[Source information]

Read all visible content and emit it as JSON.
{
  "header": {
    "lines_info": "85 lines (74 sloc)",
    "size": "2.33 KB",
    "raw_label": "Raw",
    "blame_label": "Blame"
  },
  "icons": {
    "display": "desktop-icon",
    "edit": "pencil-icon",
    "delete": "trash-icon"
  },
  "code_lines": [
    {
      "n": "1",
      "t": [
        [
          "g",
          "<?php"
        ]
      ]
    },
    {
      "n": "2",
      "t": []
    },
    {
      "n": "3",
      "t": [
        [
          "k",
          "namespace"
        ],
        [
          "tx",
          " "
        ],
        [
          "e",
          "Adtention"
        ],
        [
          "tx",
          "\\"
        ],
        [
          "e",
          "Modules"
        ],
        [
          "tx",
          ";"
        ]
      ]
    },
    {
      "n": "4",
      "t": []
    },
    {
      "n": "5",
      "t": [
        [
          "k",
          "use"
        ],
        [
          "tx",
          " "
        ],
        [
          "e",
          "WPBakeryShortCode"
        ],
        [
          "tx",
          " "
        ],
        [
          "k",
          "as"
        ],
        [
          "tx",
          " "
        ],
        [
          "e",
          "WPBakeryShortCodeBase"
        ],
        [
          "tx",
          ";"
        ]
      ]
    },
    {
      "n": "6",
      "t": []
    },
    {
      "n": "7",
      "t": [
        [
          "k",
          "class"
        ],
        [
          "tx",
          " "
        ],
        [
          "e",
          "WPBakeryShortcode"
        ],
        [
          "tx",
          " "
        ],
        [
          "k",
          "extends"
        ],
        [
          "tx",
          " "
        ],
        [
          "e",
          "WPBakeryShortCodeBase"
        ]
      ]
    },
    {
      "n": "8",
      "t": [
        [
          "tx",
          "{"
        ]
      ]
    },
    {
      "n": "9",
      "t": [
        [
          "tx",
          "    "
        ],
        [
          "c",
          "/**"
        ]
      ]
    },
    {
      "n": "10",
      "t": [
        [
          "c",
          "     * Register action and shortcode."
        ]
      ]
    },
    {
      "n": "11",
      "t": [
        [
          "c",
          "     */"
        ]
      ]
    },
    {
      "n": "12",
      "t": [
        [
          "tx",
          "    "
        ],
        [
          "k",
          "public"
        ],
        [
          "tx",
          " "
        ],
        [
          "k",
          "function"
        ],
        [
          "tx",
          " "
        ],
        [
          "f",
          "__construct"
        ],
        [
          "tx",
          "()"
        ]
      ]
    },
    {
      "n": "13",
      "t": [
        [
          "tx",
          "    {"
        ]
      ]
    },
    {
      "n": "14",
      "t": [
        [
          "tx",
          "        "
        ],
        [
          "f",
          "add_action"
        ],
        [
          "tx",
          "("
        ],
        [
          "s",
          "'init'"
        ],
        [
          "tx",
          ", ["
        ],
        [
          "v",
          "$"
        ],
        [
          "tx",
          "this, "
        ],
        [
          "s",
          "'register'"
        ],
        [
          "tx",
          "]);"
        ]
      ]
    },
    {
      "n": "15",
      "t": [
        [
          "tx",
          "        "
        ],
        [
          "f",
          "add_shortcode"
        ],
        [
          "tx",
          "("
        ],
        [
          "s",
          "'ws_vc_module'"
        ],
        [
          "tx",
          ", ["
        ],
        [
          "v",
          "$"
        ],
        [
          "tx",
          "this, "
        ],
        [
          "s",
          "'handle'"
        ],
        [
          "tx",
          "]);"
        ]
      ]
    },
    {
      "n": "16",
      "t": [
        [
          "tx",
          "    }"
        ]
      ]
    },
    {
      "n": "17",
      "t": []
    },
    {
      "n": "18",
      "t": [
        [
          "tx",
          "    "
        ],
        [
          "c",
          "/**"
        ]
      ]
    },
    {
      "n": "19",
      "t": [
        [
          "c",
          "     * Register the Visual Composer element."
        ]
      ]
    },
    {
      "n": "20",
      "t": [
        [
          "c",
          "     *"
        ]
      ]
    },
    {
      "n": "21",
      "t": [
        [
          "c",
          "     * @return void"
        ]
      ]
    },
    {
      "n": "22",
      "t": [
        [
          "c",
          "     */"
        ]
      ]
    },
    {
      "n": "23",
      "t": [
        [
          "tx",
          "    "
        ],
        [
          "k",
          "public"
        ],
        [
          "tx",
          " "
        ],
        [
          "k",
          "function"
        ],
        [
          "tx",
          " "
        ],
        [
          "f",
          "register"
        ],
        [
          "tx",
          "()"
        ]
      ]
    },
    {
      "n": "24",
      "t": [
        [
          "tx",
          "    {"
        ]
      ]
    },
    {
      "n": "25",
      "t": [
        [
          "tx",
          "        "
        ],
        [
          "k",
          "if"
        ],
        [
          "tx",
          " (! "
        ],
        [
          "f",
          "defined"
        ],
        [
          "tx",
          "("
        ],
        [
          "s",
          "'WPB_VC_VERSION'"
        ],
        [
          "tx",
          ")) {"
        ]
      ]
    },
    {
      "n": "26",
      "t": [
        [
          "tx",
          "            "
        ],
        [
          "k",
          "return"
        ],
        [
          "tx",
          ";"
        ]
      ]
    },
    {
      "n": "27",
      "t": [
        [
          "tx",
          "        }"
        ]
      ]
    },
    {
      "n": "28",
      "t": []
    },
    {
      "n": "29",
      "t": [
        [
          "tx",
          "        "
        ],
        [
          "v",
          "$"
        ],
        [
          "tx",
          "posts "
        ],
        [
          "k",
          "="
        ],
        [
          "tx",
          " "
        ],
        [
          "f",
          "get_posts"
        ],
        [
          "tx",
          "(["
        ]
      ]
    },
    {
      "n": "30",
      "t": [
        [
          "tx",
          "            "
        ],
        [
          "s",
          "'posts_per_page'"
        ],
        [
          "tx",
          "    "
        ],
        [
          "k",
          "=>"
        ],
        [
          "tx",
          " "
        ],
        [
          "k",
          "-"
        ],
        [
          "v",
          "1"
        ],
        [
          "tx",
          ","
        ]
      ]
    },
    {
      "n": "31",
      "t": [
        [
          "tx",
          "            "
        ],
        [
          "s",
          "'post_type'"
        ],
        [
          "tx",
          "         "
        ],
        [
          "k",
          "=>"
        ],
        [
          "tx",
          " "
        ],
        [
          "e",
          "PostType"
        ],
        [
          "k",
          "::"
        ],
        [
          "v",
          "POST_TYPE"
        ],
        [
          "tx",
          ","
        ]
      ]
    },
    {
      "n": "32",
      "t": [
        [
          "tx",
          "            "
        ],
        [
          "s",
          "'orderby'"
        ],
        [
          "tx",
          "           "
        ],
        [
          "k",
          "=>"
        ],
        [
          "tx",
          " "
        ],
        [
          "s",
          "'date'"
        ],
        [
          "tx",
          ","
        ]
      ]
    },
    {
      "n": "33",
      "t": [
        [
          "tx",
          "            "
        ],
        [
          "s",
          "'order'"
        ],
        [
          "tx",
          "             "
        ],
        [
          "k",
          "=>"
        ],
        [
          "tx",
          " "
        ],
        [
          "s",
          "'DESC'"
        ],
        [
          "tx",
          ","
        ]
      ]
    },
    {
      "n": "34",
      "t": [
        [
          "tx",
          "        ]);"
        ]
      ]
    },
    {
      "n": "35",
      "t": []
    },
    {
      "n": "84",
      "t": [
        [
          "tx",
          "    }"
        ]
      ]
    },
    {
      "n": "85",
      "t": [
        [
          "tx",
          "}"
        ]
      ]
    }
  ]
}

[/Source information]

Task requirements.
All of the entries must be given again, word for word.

Result for this exercise.
Read all visible content and emit it as JSON.
{
  "header": {
    "lines_info": "85 lines (74 sloc)",
    "size": "2.33 KB",
    "raw_label": "Raw",
    "blame_label": "Blame"
  },
  "icons": {
    "display": "desktop-icon",
    "edit": "pencil-icon",
    "delete": "trash-icon"
  },
  "code_lines": [
    {
      "n": "1",
      "t": [
        [
          "g",
          "<?php"
        ]
      ]
    },
    {
      "n": "2",
      "t": []
    },
    {
      "n": "3",
      "t": [
        [
          "k",
          "namespace"
        ],
        [
          "tx",
          " "
        ],
        [
          "e",
          "Adtention"
        ],
        [
          "tx",
          "\\"
        ],
        [
          "e",
          "Modules"
        ],
        [
          "tx",
          ";"
        ]
      ]
    },
    {
      "n": "4",
      "t": []
    },
    {
      "n": "5",
      "t": [
        [
          "k",
          "use"
        ],
        [
          "tx",
          " "
        ],
        [
          "e",
          "WPBakeryShortCode"
        ],
        [
          "tx",
          " "
        ],
        [
          "k",
          "as"
        ],
        [
          "tx",
          " "
        ],
        [
          "e",
          "WPBakeryShortCodeBase"
        ],
        [
          "tx",
          ";"
        ]
      ]
    },
    {
      "n": "6",
      "t": []
    },
    {
      "n": "7",
      "t": [
        [
          "k",
          "class"
        ],
        [
          "tx",
          " "
        ],
        [
          "e",
          "WPBakeryShortcode"
        ],
        [
          "tx",
          " "
        ],
        [
          "k",
          "extends"
        ],
        [
          "tx",
          " "
        ],
        [
          "e",
          "WPBakeryShortCodeBase"
        ]
      ]
    },
    {
      "n": "8",
      "t": [
        [
          "tx",
          "{"
        ]
      ]
    },
    {
      "n": "9",
      "t": [
        [
          "tx",
          "    "
        ],
        [
          "c",
          "/**"
        ]
      ]
    },
    {
      "n": "10",
      "t": [
        [
          "c",
          "     * Register action and shortcode."
        ]
      ]
    },
    {
      "n": "11",
      "t": [
        [
          "c",
          "     */"
        ]
      ]
    },
    {
      "n": "12",
      "t": [
        [
          "tx",
          "    "
        ],
        [
          "k",
          "public"
        ],
        [
          "tx",
          " "
        ],
        [
          "k",
          "function"
        ],
        [
          "tx",
          " "
        ],
        [
          "f",
          "__construct"
        ],
        [
          "tx",
          "()"
        ]
      ]
    },
    {
      "n": "13",
      "t": [
        [
          "tx",
          "    {"
        ]
      ]
    },
    {
      "n": "14",
      "t": [
        [
          "tx",
          "        "
        ],
        [
          "f",
          "add_action"
        ],
        [
          "tx",
          "("
        ],
        [
          "s",
          "'init'"
        ],
        [
          "tx",
          ", ["
        ],
        [
          "v",
          "$"
        ],
        [
          "tx",
          "this, "
        ],
        [
          "s",
          "'register'"
        ],
        [
          "tx",
          "]);"
        ]
      ]
    },
    {
      "n": "15",
      "t": [
        [
          "tx",
          "        "
        ],
        [
          "f",
          "add_shortcode"
        ],
        [
          "tx",
          "("
        ],
        [
          "s",
          "'ws_vc_module'"
        ],
        [
          "tx",
          ", ["
        ],
        [
          "v",
          "$"
        ],
        [
          "tx",
          "this, "
        ],
        [
          "s",
          "'handle'"
        ],
        [
          "tx",
          "]);"
        ]
      ]
    },
    {
      "n": "16",
      "t": [
        [
          "tx",
          "    }"
        ]
      ]
    },
    {
      "n": "17",
      "t": []
    },
    {
      "n": "18",
      "t": [
        [
          "tx",
          "    "
        ],
        [
          "c",
          "/**"
        ]
      ]
    },
    {
      "n": "19",
      "t": [
        [
          "c",
          "     * Register the Visual Composer element."
        ]
      ]
    },
    {
      "n": "20",
      "t": [
        [
          "c",
          "     *"
        ]
      ]
    },
    {
      "n": "21",
      "t": [
        [
          "c",
          "     * @return void"
        ]
      ]
    },
    {
      "n": "22",
      "t": [
        [
          "c",
          "     */"
        ]
      ]
    },
    {
      "n": "23",
      "t": [
        [
          "tx",
          "    "
        ],
        [
          "k",
          "public"
        ],
        [
          "tx",
          " "
        ],
        [
          "k",
          "function"
        ],
        [
          "tx",
          " "
        ],
        [
          "f",
          "register"
        ],
        [
          "tx",
          "()"
        ]
      ]
    },
    {
      "n": "24",
      "t": [
        [
          "tx",
          "    {"
        ]
      ]
    },
    {
      "n": "25",
      "t": [
        [
          "tx",
          "        "
        ],
        [
          "k",
          "if"
        ],
        [
          "tx",
          " (! "
        ],
        [
          "f",
          "defined"
        ],
        [
          "tx",
          "("
        ],
        [
          "s",
          "'WPB_VC_VERSION'"
        ],
        [
          "tx",
          ")) {"
        ]
      ]
    },
    {
      "n": "26",
      "t": [
        [
          "tx",
          "            "
        ],
        [
          "k",
          "return"
        ],
        [
          "tx",
          ";"
        ]
      ]
    },
    {
      "n": "27",
      "t": [
        [
          "tx",
          "        }"
        ]
      ]
    },
    {
      "n": "28",
      "t": []
    },
    {
      "n": "29",
      "t": [
        [
          "tx",
          "        "
        ],
        [
          "v",
          "$"
        ],
        [
          "tx",
          "posts "
        ],
        [
          "k",
          "="
        ],
        [
          "tx",
          " "
        ],
        [
          "f",
          "get_posts"
        ],
        [
          "tx",
          "(["
        ]
      ]
    },
    {
      "n": "30",
      "t": [
        [
          "tx",
          "            "
        ],
        [
          "s",
          "'posts_per_page'"
        ],
        [
          "tx",
          "    "
        ],
        [
          "k",
          "=>"
        ],
        [
          "tx",
          " "
        ],
        [
          "k",
          "-"
        ],
        [
          "v",
          "1"
        ],
        [
          "tx",
          ","
        ]
      ]
    },
    {
      "n": "31",
      "t": [
        [
          "tx",
          "            "
        ],
        [
          "s",
          "'post_type'"
        ],
        [
          "tx",
          "         "
        ],
        [
          "k",
          "=>"
        ],
        [
          "tx",
          " "
        ],
        [
          "e",
          "PostType"
        ],
        [
          "k",
          "::"
        ],
        [
          "v",
          "POST_TYPE"
        ],
        [
          "tx",
          ","
        ]
      ]
    },
    {
      "n": "32",
      "t": [
        [
          "tx",
          "            "
        ],
        [
          "s",
          "'orderby'"
        ],
        [
          "tx",
          "           "
        ],
        [
          "k",
          "=>"
        ],
        [
          "tx",
          " "
        ],
        [
          "s",
          "'date'"
        ],
        [
          "tx",
          ","
        ]
      ]
    },
    {
      "n": "33",
      "t": [
        [
          "tx",
          "            "
        ],
        [
          "s",
          "'order'"
        ],
        [
          "tx",
          "             "
        ],
        [
          "k",
          "=>"
        ],
        [
          "tx",
          " "
        ],
        [
          "s",
          "'DESC'"
        ],
        [
          "tx",
          ","
        ]
      ]
    },
    {
      "n": "34",
      "t": [
        [
          "tx",
          "        ]);"
        ]
      ]
    },
    {
      "n": "35",
      "t": []
    },
    {
      "n": "84",
      "t": [
        [
          "tx",
          "    }"
        ]
      ]
    },
    {
      "n": "85",
      "t": [
        [
          "tx",
          "}"
        ]
      ]
    }
  ]
}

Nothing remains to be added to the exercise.